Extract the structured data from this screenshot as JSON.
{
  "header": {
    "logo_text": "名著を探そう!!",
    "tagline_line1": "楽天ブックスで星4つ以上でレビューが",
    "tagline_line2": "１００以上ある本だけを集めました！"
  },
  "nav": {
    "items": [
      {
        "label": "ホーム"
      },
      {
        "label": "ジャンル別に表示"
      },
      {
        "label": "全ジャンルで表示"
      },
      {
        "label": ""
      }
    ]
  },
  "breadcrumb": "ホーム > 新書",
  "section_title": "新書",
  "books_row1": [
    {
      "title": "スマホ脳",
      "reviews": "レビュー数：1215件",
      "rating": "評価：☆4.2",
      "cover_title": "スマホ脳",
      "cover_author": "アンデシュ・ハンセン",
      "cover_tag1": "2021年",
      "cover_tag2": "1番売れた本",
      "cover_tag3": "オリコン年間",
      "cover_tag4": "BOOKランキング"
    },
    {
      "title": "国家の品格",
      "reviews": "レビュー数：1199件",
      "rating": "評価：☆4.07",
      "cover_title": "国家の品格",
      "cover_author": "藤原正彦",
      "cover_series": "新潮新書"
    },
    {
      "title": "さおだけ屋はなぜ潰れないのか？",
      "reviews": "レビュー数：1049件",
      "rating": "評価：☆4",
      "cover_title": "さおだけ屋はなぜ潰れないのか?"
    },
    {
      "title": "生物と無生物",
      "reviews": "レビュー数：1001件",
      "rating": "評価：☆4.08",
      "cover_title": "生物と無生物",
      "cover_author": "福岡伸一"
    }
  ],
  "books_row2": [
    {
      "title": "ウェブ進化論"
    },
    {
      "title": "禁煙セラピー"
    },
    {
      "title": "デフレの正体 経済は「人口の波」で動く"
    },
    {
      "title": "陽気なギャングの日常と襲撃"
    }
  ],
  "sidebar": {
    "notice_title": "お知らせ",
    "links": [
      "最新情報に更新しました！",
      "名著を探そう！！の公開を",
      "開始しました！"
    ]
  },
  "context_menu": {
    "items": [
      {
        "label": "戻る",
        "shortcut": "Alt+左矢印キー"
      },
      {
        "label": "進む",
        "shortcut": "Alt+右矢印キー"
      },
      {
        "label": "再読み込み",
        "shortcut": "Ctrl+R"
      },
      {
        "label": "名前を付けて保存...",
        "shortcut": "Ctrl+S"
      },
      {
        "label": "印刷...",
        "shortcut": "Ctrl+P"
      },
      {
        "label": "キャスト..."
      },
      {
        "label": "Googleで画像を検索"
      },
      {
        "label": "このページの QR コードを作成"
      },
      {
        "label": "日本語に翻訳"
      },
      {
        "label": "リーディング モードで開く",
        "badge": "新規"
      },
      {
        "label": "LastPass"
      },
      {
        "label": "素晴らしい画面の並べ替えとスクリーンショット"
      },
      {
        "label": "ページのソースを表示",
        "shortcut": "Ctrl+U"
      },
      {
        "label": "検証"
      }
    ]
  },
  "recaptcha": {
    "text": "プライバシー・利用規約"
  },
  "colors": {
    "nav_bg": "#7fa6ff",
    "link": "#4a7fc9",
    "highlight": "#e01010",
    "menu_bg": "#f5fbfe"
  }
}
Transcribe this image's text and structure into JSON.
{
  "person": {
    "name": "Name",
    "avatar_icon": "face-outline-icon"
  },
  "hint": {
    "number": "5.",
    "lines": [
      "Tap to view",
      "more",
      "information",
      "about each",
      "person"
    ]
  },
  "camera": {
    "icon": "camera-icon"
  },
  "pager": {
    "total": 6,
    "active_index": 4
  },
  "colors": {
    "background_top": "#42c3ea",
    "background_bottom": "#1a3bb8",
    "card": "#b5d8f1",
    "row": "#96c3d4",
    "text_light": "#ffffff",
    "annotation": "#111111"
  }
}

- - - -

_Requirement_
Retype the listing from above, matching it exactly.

_Task result_
Extract the structured data from this screenshot as JSON.
{
  "header": {
    "logo_text": "名著を探そう!!",
    "tagline_line1": "楽天ブックスで星4つ以上でレビューが",
    "tagline_line2": "１００以上ある本だけを集めました！"
  },
  "nav": {
    "items": [
      {
        "label": "ホーム"
      },
      {
        "label": "ジャンル別に表示"
      },
      {
        "label": "全ジャンルで表示"
      },
      {
        "label": ""
      }
    ]
  },
  "breadcrumb": "ホーム > 新書",
  "section_title": "新書",
  "books_row1": [
    {
      "title": "スマホ脳",
      "reviews": "レビュー数：1215件",
      "rating": "評価：☆4.2",
      "cover_title": "スマホ脳",
      "cover_author": "アンデシュ・ハンセン",
      "cover_tag1": "2021年",
      "cover_tag2": "1番売れた本",
      "cover_tag3": "オリコン年間",
      "cover_tag4": "BOOKランキング"
    },
    {
      "title": "国家の品格",
      "reviews": "レビュー数：1199件",
      "rating": "評価：☆4.07",
      "cover_title": "国家の品格",
      "cover_author": "藤原正彦",
      "cover_series": "新潮新書"
    },
    {
      "title": "さおだけ屋はなぜ潰れないのか？",
      "reviews": "レビュー数：1049件",
      "rating": "評価：☆4",
      "cover_title": "さおだけ屋はなぜ潰れないのか?"
    },
    {
      "title": "生物と無生物",
      "reviews": "レビュー数：1001件",
      "rating": "評価：☆4.08",
      "cover_title": "生物と無生物",
      "cover_author": "福岡伸一"
    }
  ],
  "books_row2": [
    {
      "title": "ウェブ進化論"
    },
    {
      "title": "禁煙セラピー"
    },
    {
      "title": "デフレの正体 経済は「人口の波」で動く"
    },
    {
      "title": "陽気なギャングの日常と襲撃"
    }
  ],
  "sidebar": {
    "notice_title": "お知らせ",
    "links": [
      "最新情報に更新しました！",
      "名著を探そう！！の公開を",
      "開始しました！"
    ]
  },
  "context_menu": {
    "items": [
      {
        "label": "戻る",
        "shortcut": "Alt+左矢印キー"
      },
      {
        "label": "進む",
        "shortcut": "Alt+右矢印キー"
      },
      {
        "label": "再読み込み",
        "shortcut": "Ctrl+R"
      },
      {
        "label": "名前を付けて保存...",
        "shortcut": "Ctrl+S"
      },
      {
        "label": "印刷...",
        "shortcut": "Ctrl+P"
      },
      {
        "label": "キャスト..."
      },
      {
        "label": "Googleで画像を検索"
      },
      {
        "label": "このページの QR コードを作成"
      },
      {
        "label": "日本語に翻訳"
      },
      {
        "label": "リーディング モードで開く",
        "badge": "新規"
      },
      {
        "label": "LastPass"
      },
      {
        "label": "素晴らしい画面の並べ替えとスクリーンショット"
      },
      {
        "label": "ページのソースを表示",
        "shortcut": "Ctrl+U"
      },
      {
        "label": "検証"
      }
    ]
  },
  "recaptcha": {
    "text": "プライバシー・利用規約"
  },
  "colors": {
    "nav_bg": "#7fa6ff",
    "link": "#4a7fc9",
    "highlight": "#e01010",
    "menu_bg": "#f5fbfe"
  }
}
Transcribe this image's text and structure into JSON.
{
  "person": {
    "name": "Name",
    "avatar_icon": "face-outline-icon"
  },
  "hint": {
    "number": "5.",
    "lines": [
      "Tap to view",
      "more",
      "information",
      "about each",
      "person"
    ]
  },
  "camera": {
    "icon": "camera-icon"
  },
  "pager": {
    "total": 6,
    "active_index": 4
  },
  "colors": {
    "background_top": "#42c3ea",
    "background_bottom": "#1a3bb8",
    "card": "#b5d8f1",
    "row": "#96c3d4",
    "text_light": "#ffffff",
    "annotation": "#111111"
  }
}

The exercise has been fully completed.